▸ PROBLEM REQUIREMENTS
Take the data that sits below and write it out again exactly.

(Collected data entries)

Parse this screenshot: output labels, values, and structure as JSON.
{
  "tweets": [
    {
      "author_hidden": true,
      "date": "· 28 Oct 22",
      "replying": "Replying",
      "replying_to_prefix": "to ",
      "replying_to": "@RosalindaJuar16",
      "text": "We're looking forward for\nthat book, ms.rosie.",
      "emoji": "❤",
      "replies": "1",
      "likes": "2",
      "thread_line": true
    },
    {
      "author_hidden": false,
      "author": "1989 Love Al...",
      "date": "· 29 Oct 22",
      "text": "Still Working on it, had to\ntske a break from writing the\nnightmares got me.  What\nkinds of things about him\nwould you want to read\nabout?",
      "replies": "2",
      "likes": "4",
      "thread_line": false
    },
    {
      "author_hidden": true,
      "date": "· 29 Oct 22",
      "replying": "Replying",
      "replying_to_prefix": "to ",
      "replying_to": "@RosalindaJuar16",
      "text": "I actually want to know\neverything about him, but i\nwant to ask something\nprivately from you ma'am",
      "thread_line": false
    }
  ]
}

▸ RESPONSE AREA
Parse this screenshot: output labels, values, and structure as JSON.
{
  "tweets": [
    {
      "author_hidden": true,
      "date": "· 28 Oct 22",
      "replying": "Replying",
      "replying_to_prefix": "to ",
      "replying_to": "@RosalindaJuar16",
      "text": "We're looking forward for\nthat book, ms.rosie.",
      "emoji": "❤",
      "replies": "1",
      "likes": "2",
      "thread_line": true
    },
    {
      "author_hidden": false,
      "author": "1989 Love Al...",
      "date": "· 29 Oct 22",
      "text": "Still Working on it, had to\ntske a break from writing the\nnightmares got me.  What\nkinds of things about him\nwould you want to read\nabout?",
      "replies": "2",
      "likes": "4",
      "thread_line": false
    },
    {
      "author_hidden": true,
      "date": "· 29 Oct 22",
      "replying": "Replying",
      "replying_to_prefix": "to ",
      "replying_to": "@RosalindaJuar16",
      "text": "I actually want to know\neverything about him, but i\nwant to ask something\nprivately from you ma'am",
      "thread_line": false
    }
  ]
}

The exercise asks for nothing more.